Entries from a dataset of interfaces

==============================

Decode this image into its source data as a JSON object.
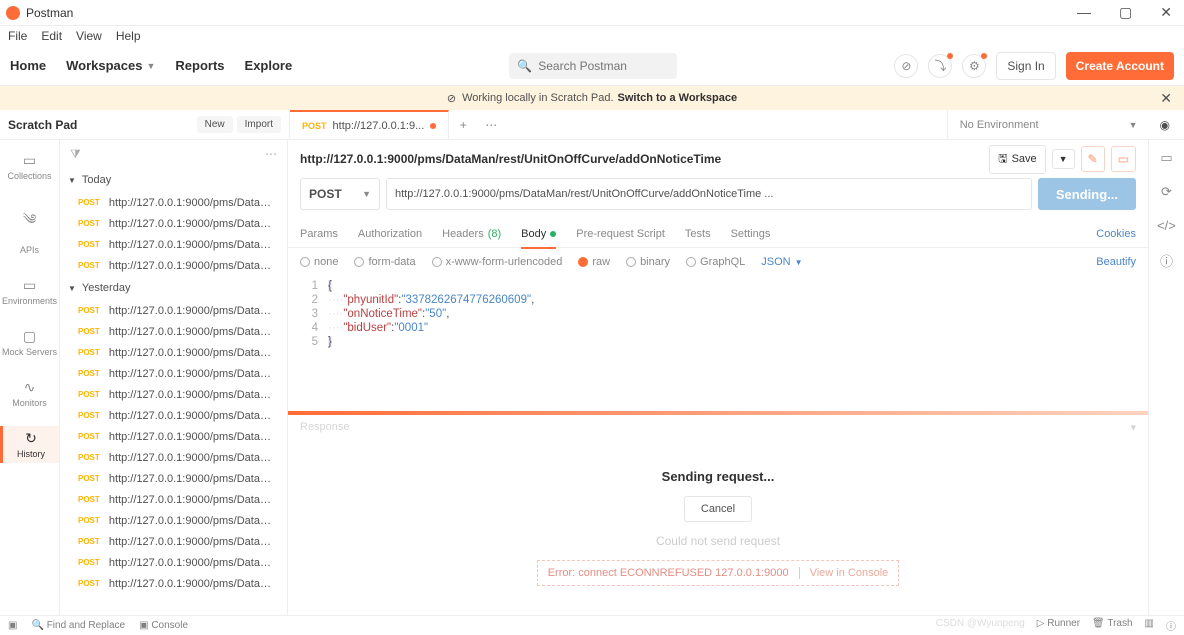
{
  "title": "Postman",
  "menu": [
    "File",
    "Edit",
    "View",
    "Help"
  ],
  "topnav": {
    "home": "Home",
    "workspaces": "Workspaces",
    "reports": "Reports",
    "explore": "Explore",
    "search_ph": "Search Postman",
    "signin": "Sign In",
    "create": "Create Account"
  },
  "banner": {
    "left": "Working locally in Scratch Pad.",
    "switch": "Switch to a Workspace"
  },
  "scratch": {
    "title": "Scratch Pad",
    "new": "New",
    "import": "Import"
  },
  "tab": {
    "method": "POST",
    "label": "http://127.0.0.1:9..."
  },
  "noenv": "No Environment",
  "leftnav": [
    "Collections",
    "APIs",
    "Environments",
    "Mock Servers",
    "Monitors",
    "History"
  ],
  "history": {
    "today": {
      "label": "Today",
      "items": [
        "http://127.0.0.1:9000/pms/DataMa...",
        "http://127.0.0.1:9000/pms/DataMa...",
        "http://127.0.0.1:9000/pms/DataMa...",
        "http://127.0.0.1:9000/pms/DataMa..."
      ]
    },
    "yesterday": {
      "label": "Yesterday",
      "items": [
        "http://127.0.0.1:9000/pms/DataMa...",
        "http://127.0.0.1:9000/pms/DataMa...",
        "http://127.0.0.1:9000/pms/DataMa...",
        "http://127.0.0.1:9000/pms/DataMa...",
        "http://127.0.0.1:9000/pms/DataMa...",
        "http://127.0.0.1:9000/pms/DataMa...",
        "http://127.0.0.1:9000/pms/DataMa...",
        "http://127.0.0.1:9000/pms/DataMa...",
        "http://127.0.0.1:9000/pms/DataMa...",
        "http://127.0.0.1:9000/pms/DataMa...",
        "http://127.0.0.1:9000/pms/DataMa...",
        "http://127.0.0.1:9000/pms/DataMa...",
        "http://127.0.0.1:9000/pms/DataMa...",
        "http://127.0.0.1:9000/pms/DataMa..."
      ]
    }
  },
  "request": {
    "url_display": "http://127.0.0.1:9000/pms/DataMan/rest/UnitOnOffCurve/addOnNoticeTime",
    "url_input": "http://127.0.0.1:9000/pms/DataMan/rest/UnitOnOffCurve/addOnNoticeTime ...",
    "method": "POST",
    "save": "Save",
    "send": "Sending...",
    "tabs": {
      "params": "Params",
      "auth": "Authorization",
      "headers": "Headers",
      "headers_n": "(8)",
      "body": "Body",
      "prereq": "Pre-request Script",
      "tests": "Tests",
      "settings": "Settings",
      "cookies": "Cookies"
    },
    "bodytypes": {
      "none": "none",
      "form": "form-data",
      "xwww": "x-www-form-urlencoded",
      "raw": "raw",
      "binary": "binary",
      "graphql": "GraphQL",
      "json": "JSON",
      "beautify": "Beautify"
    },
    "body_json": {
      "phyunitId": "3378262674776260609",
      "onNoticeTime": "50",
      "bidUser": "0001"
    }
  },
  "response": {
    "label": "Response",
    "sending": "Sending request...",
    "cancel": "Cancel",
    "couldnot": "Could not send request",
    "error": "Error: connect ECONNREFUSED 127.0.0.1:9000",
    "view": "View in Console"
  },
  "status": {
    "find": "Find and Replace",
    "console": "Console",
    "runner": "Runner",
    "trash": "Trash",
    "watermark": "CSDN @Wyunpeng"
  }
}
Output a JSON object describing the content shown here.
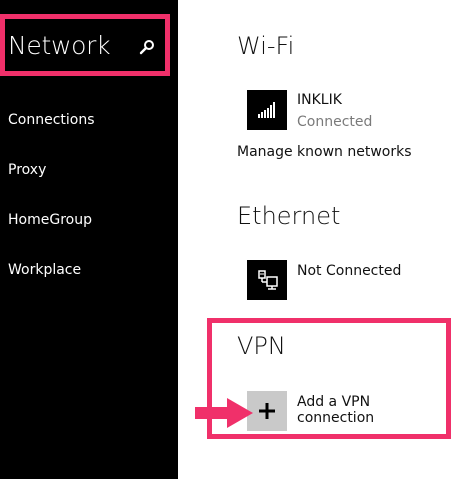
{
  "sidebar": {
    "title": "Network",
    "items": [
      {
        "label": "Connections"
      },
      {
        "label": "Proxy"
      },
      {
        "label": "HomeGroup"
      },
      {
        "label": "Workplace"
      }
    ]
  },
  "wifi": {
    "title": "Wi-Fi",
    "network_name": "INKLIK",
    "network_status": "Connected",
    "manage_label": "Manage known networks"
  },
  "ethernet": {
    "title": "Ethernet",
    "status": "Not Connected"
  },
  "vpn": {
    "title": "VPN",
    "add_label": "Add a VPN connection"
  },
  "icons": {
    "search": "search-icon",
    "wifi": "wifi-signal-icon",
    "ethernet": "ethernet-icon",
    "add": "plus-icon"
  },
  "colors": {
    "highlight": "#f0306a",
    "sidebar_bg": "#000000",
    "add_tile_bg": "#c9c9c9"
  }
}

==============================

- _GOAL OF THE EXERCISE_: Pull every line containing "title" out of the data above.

- _WRITTEN ANSWER_:
  "title": "Postman",
    "title": "Scratch Pad",
    "title": "Network",
    "title": "Wi-Fi",
    "title": "Ethernet",
    "title": "VPN",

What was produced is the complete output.